[WHAT IS NEEDED]:
Would you copy out each line of the records below that includes the word "icon"?

[DATA]:

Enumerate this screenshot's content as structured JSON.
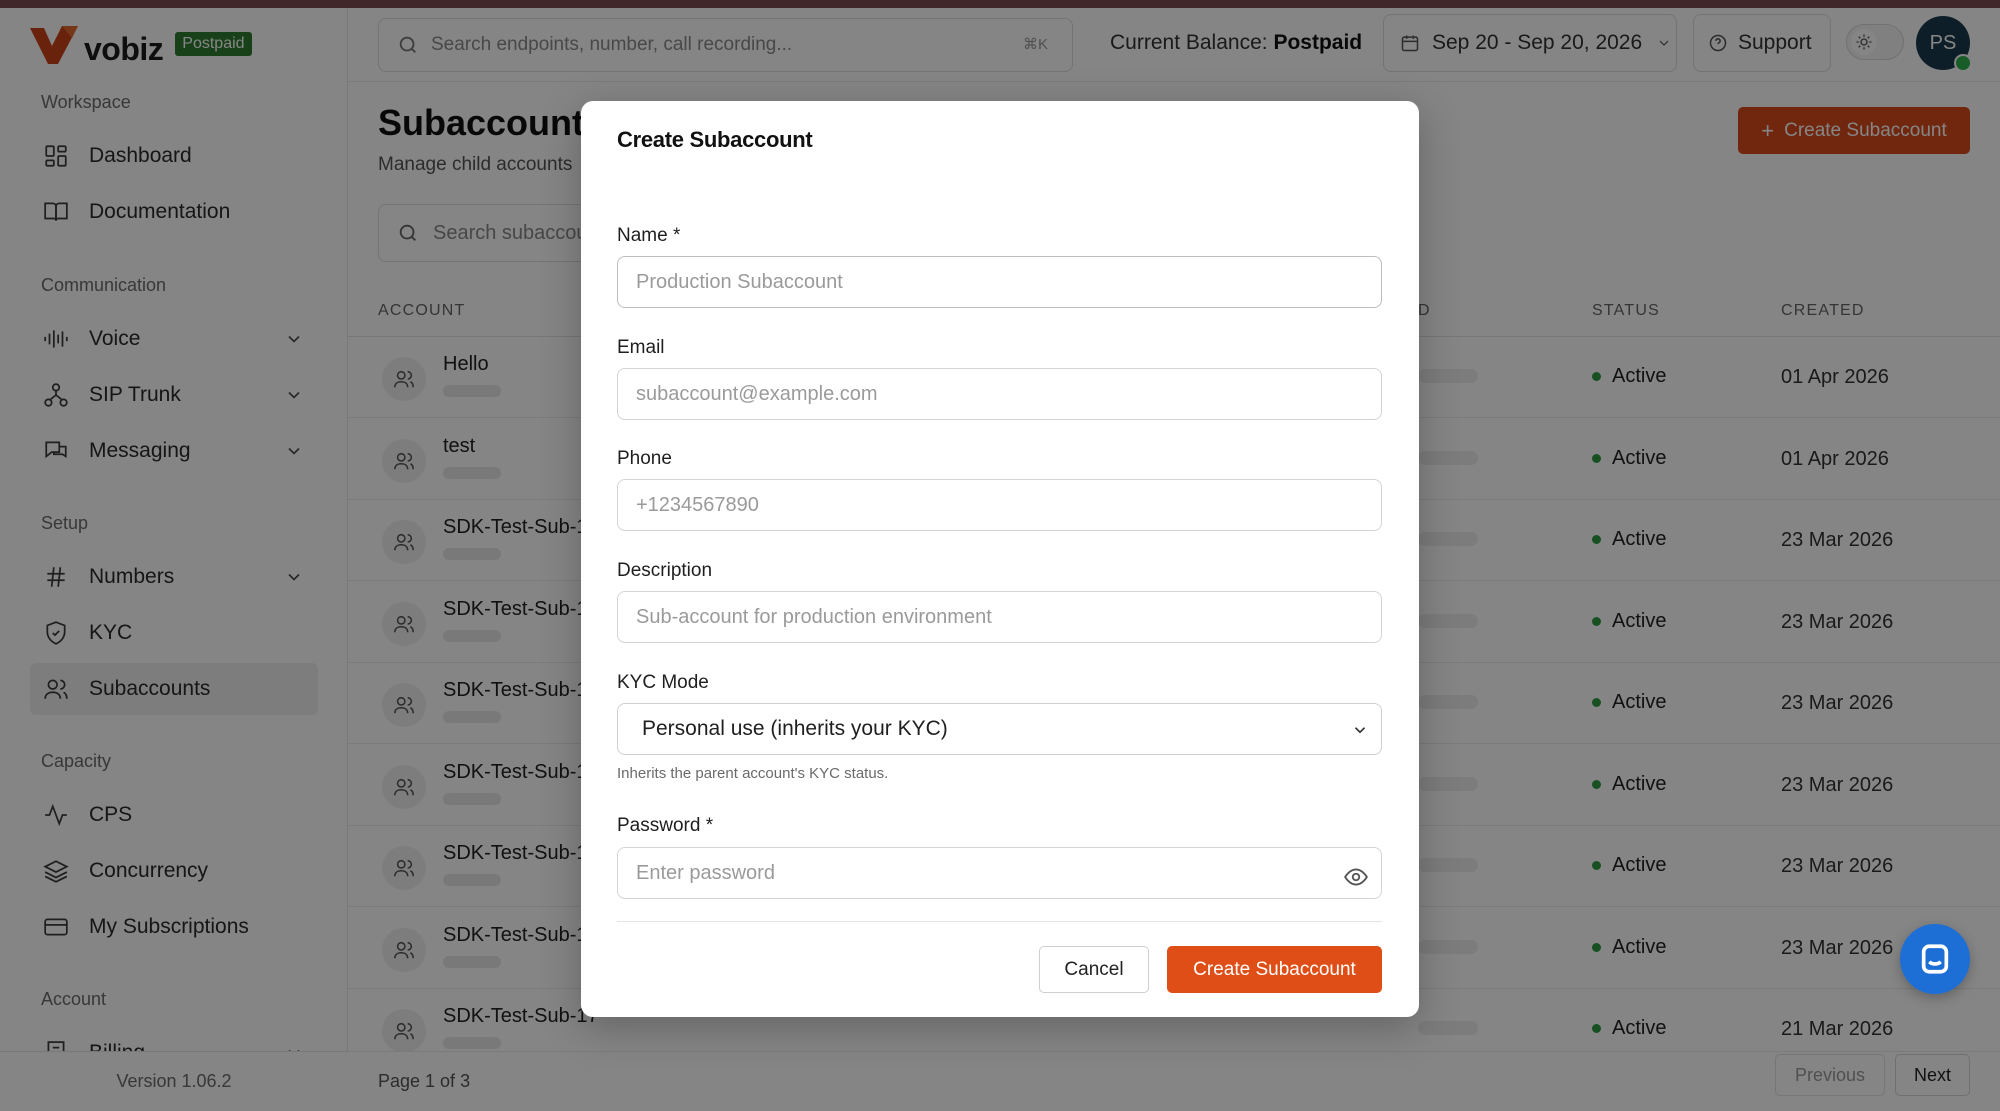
{
  "brand": {
    "name": "vobiz",
    "plan_badge": "Postpaid",
    "accent": "#d94a1c"
  },
  "topbar": {
    "search_placeholder": "Search endpoints, number, call recording...",
    "search_shortcut": "⌘K",
    "balance_label": "Current Balance:",
    "balance_value": "Postpaid",
    "date_range": "Sep 20 - Sep 20, 2026",
    "support_label": "Support",
    "avatar_initials": "PS"
  },
  "sidebar": {
    "sections": [
      {
        "title": "Workspace",
        "items": [
          {
            "label": "Dashboard",
            "icon": "dashboard-icon"
          },
          {
            "label": "Documentation",
            "icon": "book-icon"
          }
        ]
      },
      {
        "title": "Communication",
        "items": [
          {
            "label": "Voice",
            "icon": "waveform-icon",
            "expandable": true
          },
          {
            "label": "SIP Trunk",
            "icon": "network-icon",
            "expandable": true
          },
          {
            "label": "Messaging",
            "icon": "chat-icon",
            "expandable": true
          }
        ]
      },
      {
        "title": "Setup",
        "items": [
          {
            "label": "Numbers",
            "icon": "hash-icon",
            "expandable": true
          },
          {
            "label": "KYC",
            "icon": "shield-icon"
          },
          {
            "label": "Subaccounts",
            "icon": "users-icon",
            "active": true
          }
        ]
      },
      {
        "title": "Capacity",
        "items": [
          {
            "label": "CPS",
            "icon": "activity-icon"
          },
          {
            "label": "Concurrency",
            "icon": "layers-icon"
          },
          {
            "label": "My Subscriptions",
            "icon": "card-icon"
          }
        ]
      },
      {
        "title": "Account",
        "items": [
          {
            "label": "Billing",
            "icon": "receipt-icon",
            "expandable": true
          }
        ]
      }
    ],
    "version": "Version 1.06.2"
  },
  "page": {
    "title": "Subaccounts",
    "subtitle": "Manage child accounts",
    "create_button": "Create Subaccount",
    "search_placeholder": "Search subaccounts"
  },
  "table": {
    "headers": {
      "account": "ACCOUNT",
      "id": "D",
      "status": "STATUS",
      "created": "CREATED"
    },
    "rows": [
      {
        "name": "Hello",
        "status": "Active",
        "created": "01 Apr 2026"
      },
      {
        "name": "test",
        "status": "Active",
        "created": "01 Apr 2026"
      },
      {
        "name": "SDK-Test-Sub-1",
        "status": "Active",
        "created": "23 Mar 2026"
      },
      {
        "name": "SDK-Test-Sub-1",
        "status": "Active",
        "created": "23 Mar 2026"
      },
      {
        "name": "SDK-Test-Sub-1",
        "status": "Active",
        "created": "23 Mar 2026"
      },
      {
        "name": "SDK-Test-Sub-1",
        "status": "Active",
        "created": "23 Mar 2026"
      },
      {
        "name": "SDK-Test-Sub-1",
        "status": "Active",
        "created": "23 Mar 2026"
      },
      {
        "name": "SDK-Test-Sub-1",
        "status": "Active",
        "created": "23 Mar 2026"
      },
      {
        "name": "SDK-Test-Sub-17",
        "status": "Active",
        "created": "21 Mar 2026"
      }
    ]
  },
  "pagination": {
    "info": "Page 1 of 3",
    "previous": "Previous",
    "next": "Next"
  },
  "modal": {
    "title": "Create Subaccount",
    "name_label": "Name *",
    "name_placeholder": "Production Subaccount",
    "email_label": "Email",
    "email_placeholder": "subaccount@example.com",
    "phone_label": "Phone",
    "phone_placeholder": "+1234567890",
    "description_label": "Description",
    "description_placeholder": "Sub-account for production environment",
    "kyc_label": "KYC Mode",
    "kyc_value": "Personal use (inherits your KYC)",
    "kyc_help": "Inherits the parent account's KYC status.",
    "password_label": "Password *",
    "password_placeholder": "Enter password",
    "cancel": "Cancel",
    "submit": "Create Subaccount"
  }
}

[ANSWER BOX]:
            "icon": "dashboard-icon"
            "icon": "book-icon"
            "icon": "waveform-icon",
            "icon": "network-icon",
            "icon": "chat-icon",
            "icon": "hash-icon",
            "icon": "shield-icon"
            "icon": "users-icon",
            "icon": "activity-icon"
            "icon": "layers-icon"
            "icon": "card-icon"
            "icon": "receipt-icon",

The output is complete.